His punishment under the labor contract was for “attempting to cover up his violations of the program by engaging in a course of conduct intended to obstruct and frustrate the office of the commissioner’s investigation.”
Commissioner Bud Selig said Thursday he thought the punishment was “eminently fair.”
“I have a job to do, and that’s protecting the integrity of the game and enforcing it, and that’s what I’m going to do,” he said.
MLB’s investigation began last year after San Francisco outfielder and All-Star game MVP Melky Cabrera tested positive for elevated testosterone, as did Oakland pitcher Bartolo Colon and San Diego catcher Yasmani Grandal. The inquiry escalated in January when the Miami New Times published documents obtained from former Biogenesis associate Porter Fisher that linked several players to the clinic.
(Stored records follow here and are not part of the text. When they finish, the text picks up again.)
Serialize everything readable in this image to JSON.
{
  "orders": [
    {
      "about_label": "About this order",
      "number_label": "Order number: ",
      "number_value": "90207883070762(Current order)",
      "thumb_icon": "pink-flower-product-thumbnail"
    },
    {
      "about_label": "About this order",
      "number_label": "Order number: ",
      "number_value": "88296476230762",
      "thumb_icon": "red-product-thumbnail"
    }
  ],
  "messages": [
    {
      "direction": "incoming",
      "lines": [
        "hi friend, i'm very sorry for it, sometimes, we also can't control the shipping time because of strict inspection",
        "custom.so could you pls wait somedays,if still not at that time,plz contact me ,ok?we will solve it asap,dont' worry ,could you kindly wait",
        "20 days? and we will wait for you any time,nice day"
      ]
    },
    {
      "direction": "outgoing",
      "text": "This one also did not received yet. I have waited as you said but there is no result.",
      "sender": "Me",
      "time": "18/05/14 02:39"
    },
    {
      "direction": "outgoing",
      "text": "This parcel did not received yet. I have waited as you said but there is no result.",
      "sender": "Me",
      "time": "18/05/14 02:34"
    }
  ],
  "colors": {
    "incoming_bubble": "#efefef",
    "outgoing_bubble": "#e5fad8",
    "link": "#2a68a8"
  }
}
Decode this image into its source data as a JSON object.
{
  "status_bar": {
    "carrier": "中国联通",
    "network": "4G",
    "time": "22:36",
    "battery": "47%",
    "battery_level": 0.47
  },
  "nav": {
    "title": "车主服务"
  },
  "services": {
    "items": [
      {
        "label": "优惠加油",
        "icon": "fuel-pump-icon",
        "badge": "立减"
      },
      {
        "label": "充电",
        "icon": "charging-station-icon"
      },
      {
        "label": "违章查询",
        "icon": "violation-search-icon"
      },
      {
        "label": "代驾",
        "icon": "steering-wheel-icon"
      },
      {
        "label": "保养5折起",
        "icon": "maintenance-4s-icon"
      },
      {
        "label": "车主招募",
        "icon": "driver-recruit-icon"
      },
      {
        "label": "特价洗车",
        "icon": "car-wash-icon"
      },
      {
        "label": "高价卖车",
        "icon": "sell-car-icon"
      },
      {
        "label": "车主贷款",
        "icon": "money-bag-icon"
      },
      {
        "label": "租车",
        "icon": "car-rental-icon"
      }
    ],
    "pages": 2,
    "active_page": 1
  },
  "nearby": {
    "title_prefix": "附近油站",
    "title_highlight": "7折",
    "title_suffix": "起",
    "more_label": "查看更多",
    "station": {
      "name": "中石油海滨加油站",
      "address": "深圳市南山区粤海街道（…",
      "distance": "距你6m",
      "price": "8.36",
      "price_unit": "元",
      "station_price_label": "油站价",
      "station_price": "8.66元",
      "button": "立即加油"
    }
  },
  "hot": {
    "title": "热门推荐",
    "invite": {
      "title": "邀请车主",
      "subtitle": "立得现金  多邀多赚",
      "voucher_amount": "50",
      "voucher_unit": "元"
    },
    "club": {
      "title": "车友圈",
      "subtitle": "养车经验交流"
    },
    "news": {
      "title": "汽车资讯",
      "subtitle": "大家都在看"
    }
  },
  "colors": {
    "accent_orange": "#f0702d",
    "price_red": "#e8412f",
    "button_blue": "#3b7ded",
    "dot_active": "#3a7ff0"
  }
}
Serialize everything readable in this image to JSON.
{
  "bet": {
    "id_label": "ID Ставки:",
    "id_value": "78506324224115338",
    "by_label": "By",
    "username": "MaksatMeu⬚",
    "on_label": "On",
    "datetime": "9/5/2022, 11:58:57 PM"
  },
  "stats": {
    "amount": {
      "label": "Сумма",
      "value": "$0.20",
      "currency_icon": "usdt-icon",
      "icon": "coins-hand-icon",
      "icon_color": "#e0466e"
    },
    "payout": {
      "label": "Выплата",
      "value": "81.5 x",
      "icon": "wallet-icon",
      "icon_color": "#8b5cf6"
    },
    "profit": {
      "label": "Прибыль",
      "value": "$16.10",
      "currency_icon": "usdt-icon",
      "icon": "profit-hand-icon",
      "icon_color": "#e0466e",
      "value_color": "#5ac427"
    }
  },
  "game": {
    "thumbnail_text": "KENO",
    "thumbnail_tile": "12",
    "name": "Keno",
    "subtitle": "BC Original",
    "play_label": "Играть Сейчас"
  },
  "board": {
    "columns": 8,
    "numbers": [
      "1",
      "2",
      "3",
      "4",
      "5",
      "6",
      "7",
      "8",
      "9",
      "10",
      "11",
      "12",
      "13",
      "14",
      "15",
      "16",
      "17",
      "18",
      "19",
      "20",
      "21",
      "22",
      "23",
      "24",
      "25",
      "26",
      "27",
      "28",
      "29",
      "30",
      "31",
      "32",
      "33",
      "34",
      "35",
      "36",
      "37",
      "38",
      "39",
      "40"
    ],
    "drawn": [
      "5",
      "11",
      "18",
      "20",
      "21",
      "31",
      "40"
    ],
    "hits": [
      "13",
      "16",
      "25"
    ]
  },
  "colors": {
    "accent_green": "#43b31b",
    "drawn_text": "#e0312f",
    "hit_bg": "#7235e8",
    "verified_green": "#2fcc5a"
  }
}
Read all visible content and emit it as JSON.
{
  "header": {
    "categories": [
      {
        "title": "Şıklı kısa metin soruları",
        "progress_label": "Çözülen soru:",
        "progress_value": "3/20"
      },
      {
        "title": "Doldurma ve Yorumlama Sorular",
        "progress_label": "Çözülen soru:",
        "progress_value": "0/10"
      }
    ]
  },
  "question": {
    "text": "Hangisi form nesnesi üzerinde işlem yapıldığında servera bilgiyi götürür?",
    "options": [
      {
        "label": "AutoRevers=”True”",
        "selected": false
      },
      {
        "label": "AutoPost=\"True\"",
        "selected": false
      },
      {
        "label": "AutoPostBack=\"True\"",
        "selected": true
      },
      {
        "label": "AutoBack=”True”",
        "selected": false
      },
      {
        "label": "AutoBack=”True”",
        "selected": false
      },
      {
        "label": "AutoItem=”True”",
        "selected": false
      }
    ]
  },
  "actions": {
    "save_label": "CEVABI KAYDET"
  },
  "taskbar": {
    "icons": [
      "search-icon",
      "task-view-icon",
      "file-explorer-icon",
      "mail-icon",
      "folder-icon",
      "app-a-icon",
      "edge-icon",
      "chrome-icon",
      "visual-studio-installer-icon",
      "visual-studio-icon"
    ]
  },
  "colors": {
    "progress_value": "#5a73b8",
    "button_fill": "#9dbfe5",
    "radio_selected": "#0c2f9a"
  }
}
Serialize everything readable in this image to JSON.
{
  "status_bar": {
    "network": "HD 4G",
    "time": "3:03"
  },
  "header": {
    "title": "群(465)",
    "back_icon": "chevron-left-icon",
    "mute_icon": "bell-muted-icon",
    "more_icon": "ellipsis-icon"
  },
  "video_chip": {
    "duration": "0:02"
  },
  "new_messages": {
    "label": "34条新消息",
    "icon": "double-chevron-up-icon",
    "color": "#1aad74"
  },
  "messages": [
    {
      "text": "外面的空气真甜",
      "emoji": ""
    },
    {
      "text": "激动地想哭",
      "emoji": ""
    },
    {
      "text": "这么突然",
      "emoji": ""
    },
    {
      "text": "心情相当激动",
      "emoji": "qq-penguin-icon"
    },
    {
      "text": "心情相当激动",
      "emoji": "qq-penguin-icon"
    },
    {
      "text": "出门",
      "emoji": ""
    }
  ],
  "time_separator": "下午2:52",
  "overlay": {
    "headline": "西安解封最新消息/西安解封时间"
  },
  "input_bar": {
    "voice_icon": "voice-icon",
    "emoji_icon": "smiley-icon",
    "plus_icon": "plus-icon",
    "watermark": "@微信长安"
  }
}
In June, baseball struck a deal for Biogenesis founder Anthony Bosch to cooperate. After holding investigatory interviews with the players, MLB presented evidence to the players’ union along with its intended penalties, starting the final round of negotiations.